The site that seemed most useful for the school project though was Collage which allowed you to create a collage and order (for reasonable price but they’re in the States so expect shipping is costly) posters, towels, place mats, mugs… using a range of templates in various plain or ‘fun’ (twee) shapes, different colour backgrounds, choice of borders, fonts etc but you could also simply download the collage you’d created at screen-res for free – not brilliant for print but a workable solution for our fast turnaround school requirement. However, after a long period of fair weather, on the day of the project it rained really hard so our plans for the kids to take photos of their garden and the buildings outside turned into an indoor mixed-media activity with lots of paint and crayons so the software wasn’t needed. Never mind, exploring it was a useful and revealing experience.
Below are two examples of using the photos of spring on my home patch from these two web sites. In these two samples there’s much more variation in the image sizes in the first one from Collage which allows for emphasising some shots over others, but some fuzziness. There’s a difference in colour saturation between the two – the greens are a bit over-vibrant in the first, a little more muted in the Chromatic.

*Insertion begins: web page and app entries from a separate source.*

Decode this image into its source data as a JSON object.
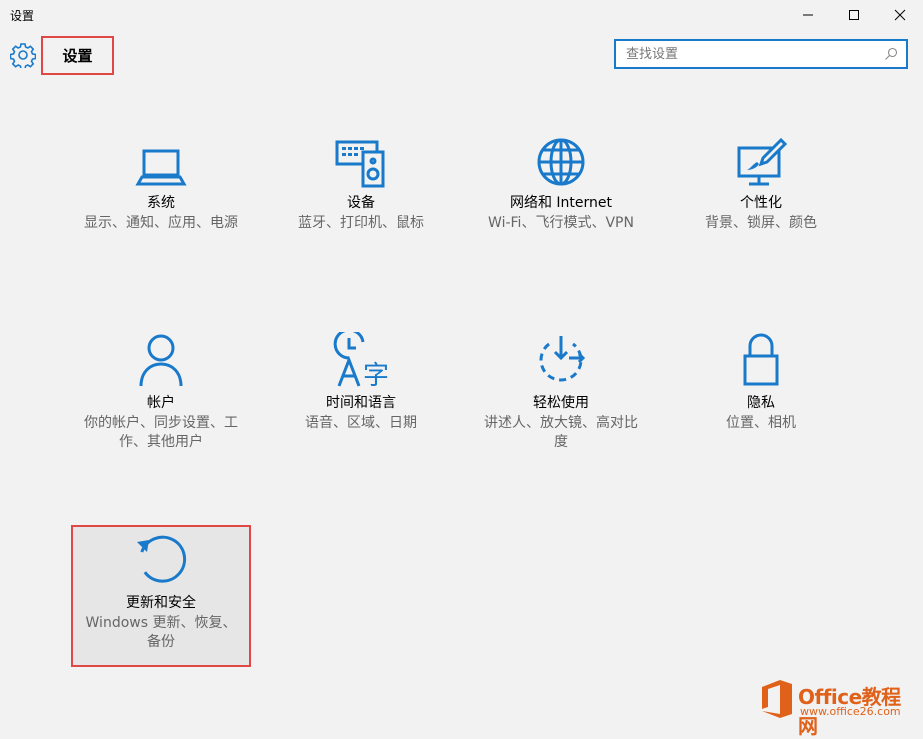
{
  "window": {
    "title": "设置",
    "controls": [
      "minimize-icon",
      "maximize-icon",
      "close-icon"
    ]
  },
  "header": {
    "icon": "gear-icon",
    "title": "设置"
  },
  "search": {
    "placeholder": "查找设置",
    "value": "",
    "icon": "search-icon"
  },
  "colors": {
    "accent": "#1979ca",
    "highlight_border": "#e04848",
    "background": "#f2f2f2",
    "description_text": "#666666"
  },
  "tiles": [
    {
      "name": "系统",
      "desc": "显示、通知、应用、电源",
      "icon": "laptop-icon"
    },
    {
      "name": "设备",
      "desc": "蓝牙、打印机、鼠标",
      "icon": "devices-icon"
    },
    {
      "name": "网络和 Internet",
      "desc": "Wi-Fi、飞行模式、VPN",
      "icon": "globe-icon"
    },
    {
      "name": "个性化",
      "desc": "背景、锁屏、颜色",
      "icon": "personalization-icon"
    },
    {
      "name": "帐户",
      "desc": "你的帐户、同步设置、工作、其他用户",
      "icon": "person-icon"
    },
    {
      "name": "时间和语言",
      "desc": "语音、区域、日期",
      "icon": "time-language-icon"
    },
    {
      "name": "轻松使用",
      "desc": "讲述人、放大镜、高对比度",
      "icon": "ease-of-access-icon"
    },
    {
      "name": "隐私",
      "desc": "位置、相机",
      "icon": "lock-icon"
    },
    {
      "name": "更新和安全",
      "desc": "Windows 更新、恢复、备份",
      "icon": "update-icon"
    }
  ],
  "watermark": {
    "brand": "Office教程网",
    "url": "www.office26.com",
    "icon": "office-logo-icon"
  }
}
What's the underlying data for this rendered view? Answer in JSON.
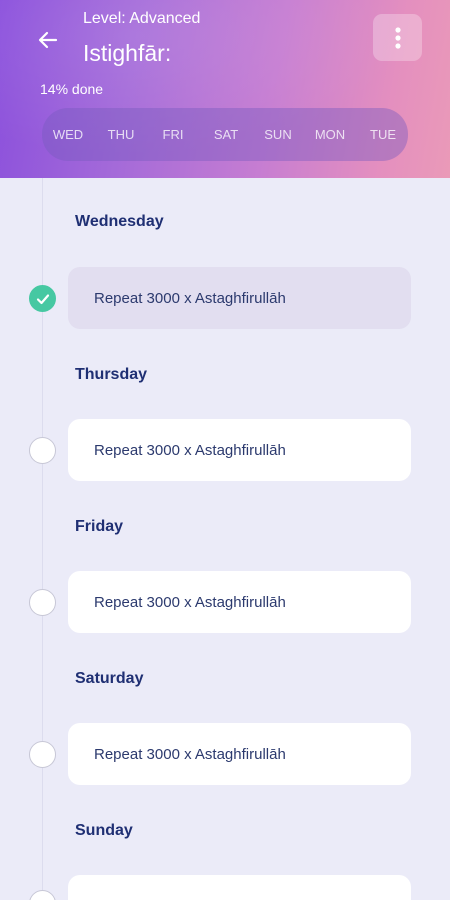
{
  "header": {
    "level": "Level: Advanced",
    "title": "Istighfār:",
    "progress": "14% done",
    "gradient_colors": [
      "#8a4fdc",
      "#c67dd2",
      "#ea9ab8"
    ]
  },
  "day_strip": [
    "WED",
    "THU",
    "FRI",
    "SAT",
    "SUN",
    "MON",
    "TUE"
  ],
  "days": [
    {
      "name": "Wednesday",
      "task": "Repeat 3000 x Astaghfirullāh",
      "completed": true
    },
    {
      "name": "Thursday",
      "task": "Repeat 3000 x Astaghfirullāh",
      "completed": false
    },
    {
      "name": "Friday",
      "task": "Repeat 3000 x Astaghfirullāh",
      "completed": false
    },
    {
      "name": "Saturday",
      "task": "Repeat 3000 x Astaghfirullāh",
      "completed": false
    },
    {
      "name": "Sunday",
      "task": "",
      "completed": false
    }
  ],
  "icons": {
    "back": "arrow-left-icon",
    "menu": "more-vertical-icon",
    "check": "check-icon"
  },
  "colors": {
    "accent_check": "#46c8a2",
    "heading": "#1f2f73",
    "background": "#ebebf8"
  }
}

Collage don’t use the same depth across the rows, which gives more variety and is marginally closer to my hand-cut arrangements, but can look a bit clunkier than the even row height in the Chromatic version below; but they don’t keep the row measurement the same, there’s a subtle variation in the height of each one – it’s got quite a full-on but elegant screen presence in the original.
Above is the free, low-res download.
This is from Chromatic and there are no options to download or re-set the arrangement or print – you just get a long scrolling page, which looks clean and satisfying but you can only keep your display on their site for a limited time so I’ve taken screen shots and stitched them together.
I think I’m unlikely to return to producing the montaged posters that became my signature style for a few years – my patience and stamina are wearing too thin so this may be a service I could play with for a quick visual display; I haven’t tried a print from Collage but in terms of the arrangement I think their version would make a more pleasing hard copy while the Chromatic is good for sending out as a link for screen viewing. But further thoughts on making stories with pictures will follow. (Here)